■ Instructions to follow
Write out every entry word for word.

■ Given information
════
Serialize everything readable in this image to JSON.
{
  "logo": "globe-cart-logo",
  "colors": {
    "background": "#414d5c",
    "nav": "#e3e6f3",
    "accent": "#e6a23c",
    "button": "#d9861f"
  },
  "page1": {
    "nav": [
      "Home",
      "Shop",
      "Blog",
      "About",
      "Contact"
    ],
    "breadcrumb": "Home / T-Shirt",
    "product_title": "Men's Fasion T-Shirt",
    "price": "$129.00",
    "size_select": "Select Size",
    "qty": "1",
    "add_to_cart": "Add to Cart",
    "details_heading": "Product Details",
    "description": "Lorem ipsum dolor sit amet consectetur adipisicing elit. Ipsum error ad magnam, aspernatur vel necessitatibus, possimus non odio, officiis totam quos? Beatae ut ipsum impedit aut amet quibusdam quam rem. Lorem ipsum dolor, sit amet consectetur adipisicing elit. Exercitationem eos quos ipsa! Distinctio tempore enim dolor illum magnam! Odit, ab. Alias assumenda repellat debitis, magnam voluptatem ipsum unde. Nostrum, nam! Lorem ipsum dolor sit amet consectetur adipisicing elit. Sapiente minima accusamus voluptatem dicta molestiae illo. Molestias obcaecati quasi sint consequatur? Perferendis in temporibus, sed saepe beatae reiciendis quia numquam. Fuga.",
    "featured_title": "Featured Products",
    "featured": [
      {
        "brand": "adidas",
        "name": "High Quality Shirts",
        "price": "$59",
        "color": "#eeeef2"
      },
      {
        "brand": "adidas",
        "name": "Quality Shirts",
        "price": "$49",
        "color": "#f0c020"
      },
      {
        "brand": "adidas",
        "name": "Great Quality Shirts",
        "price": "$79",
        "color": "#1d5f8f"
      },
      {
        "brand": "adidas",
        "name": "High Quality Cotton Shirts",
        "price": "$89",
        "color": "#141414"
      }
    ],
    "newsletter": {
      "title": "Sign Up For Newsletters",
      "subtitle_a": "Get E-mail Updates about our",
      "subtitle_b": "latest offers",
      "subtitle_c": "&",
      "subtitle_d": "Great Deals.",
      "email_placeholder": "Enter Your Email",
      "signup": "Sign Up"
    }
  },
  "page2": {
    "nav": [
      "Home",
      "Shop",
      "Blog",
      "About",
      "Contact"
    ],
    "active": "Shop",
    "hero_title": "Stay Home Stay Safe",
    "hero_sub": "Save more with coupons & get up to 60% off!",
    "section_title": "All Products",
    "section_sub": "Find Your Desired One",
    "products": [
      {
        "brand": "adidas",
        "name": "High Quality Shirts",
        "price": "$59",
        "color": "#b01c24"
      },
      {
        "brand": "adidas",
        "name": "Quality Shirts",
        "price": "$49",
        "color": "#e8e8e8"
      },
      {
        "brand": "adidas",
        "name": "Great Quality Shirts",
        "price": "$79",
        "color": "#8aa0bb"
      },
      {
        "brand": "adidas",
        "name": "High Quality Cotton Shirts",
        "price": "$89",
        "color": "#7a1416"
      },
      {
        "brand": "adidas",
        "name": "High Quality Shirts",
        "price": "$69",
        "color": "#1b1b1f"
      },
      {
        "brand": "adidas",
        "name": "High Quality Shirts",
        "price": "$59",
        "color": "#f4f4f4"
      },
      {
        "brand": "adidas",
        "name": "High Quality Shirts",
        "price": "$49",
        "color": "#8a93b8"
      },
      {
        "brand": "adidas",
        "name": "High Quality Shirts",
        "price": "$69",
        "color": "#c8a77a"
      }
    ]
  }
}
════
■ Written reply
Serialize everything readable in this image to JSON.
{
  "logo": "globe-cart-logo",
  "colors": {
    "background": "#414d5c",
    "nav": "#e3e6f3",
    "accent": "#e6a23c",
    "button": "#d9861f"
  },
  "page1": {
    "nav": [
      "Home",
      "Shop",
      "Blog",
      "About",
      "Contact"
    ],
    "breadcrumb": "Home / T-Shirt",
    "product_title": "Men's Fasion T-Shirt",
    "price": "$129.00",
    "size_select": "Select Size",
    "qty": "1",
    "add_to_cart": "Add to Cart",
    "details_heading": "Product Details",
    "description": "Lorem ipsum dolor sit amet consectetur adipisicing elit. Ipsum error ad magnam, aspernatur vel necessitatibus, possimus non odio, officiis totam quos? Beatae ut ipsum impedit aut amet quibusdam quam rem. Lorem ipsum dolor, sit amet consectetur adipisicing elit. Exercitationem eos quos ipsa! Distinctio tempore enim dolor illum magnam! Odit, ab. Alias assumenda repellat debitis, magnam voluptatem ipsum unde. Nostrum, nam! Lorem ipsum dolor sit amet consectetur adipisicing elit. Sapiente minima accusamus voluptatem dicta molestiae illo. Molestias obcaecati quasi sint consequatur? Perferendis in temporibus, sed saepe beatae reiciendis quia numquam. Fuga.",
    "featured_title": "Featured Products",
    "featured": [
      {
        "brand": "adidas",
        "name": "High Quality Shirts",
        "price": "$59",
        "color": "#eeeef2"
      },
      {
        "brand": "adidas",
        "name": "Quality Shirts",
        "price": "$49",
        "color": "#f0c020"
      },
      {
        "brand": "adidas",
        "name": "Great Quality Shirts",
        "price": "$79",
        "color": "#1d5f8f"
      },
      {
        "brand": "adidas",
        "name": "High Quality Cotton Shirts",
        "price": "$89",
        "color": "#141414"
      }
    ],
    "newsletter": {
      "title": "Sign Up For Newsletters",
      "subtitle_a": "Get E-mail Updates about our",
      "subtitle_b": "latest offers",
      "subtitle_c": "&",
      "subtitle_d": "Great Deals.",
      "email_placeholder": "Enter Your Email",
      "signup": "Sign Up"
    }
  },
  "page2": {
    "nav": [
      "Home",
      "Shop",
      "Blog",
      "About",
      "Contact"
    ],
    "active": "Shop",
    "hero_title": "Stay Home Stay Safe",
    "hero_sub": "Save more with coupons & get up to 60% off!",
    "section_title": "All Products",
    "section_sub": "Find Your Desired One",
    "products": [
      {
        "brand": "adidas",
        "name": "High Quality Shirts",
        "price": "$59",
        "color": "#b01c24"
      },
      {
        "brand": "adidas",
        "name": "Quality Shirts",
        "price": "$49",
        "color": "#e8e8e8"
      },
      {
        "brand": "adidas",
        "name": "Great Quality Shirts",
        "price": "$79",
        "color": "#8aa0bb"
      },
      {
        "brand": "adidas",
        "name": "High Quality Cotton Shirts",
        "price": "$89",
        "color": "#7a1416"
      },
      {
        "brand": "adidas",
        "name": "High Quality Shirts",
        "price": "$69",
        "color": "#1b1b1f"
      },
      {
        "brand": "adidas",
        "name": "High Quality Shirts",
        "price": "$59",
        "color": "#f4f4f4"
      },
      {
        "brand": "adidas",
        "name": "High Quality Shirts",
        "price": "$49",
        "color": "#8a93b8"
      },
      {
        "brand": "adidas",
        "name": "High Quality Shirts",
        "price": "$69",
        "color": "#c8a77a"
      }
    ]
  }
}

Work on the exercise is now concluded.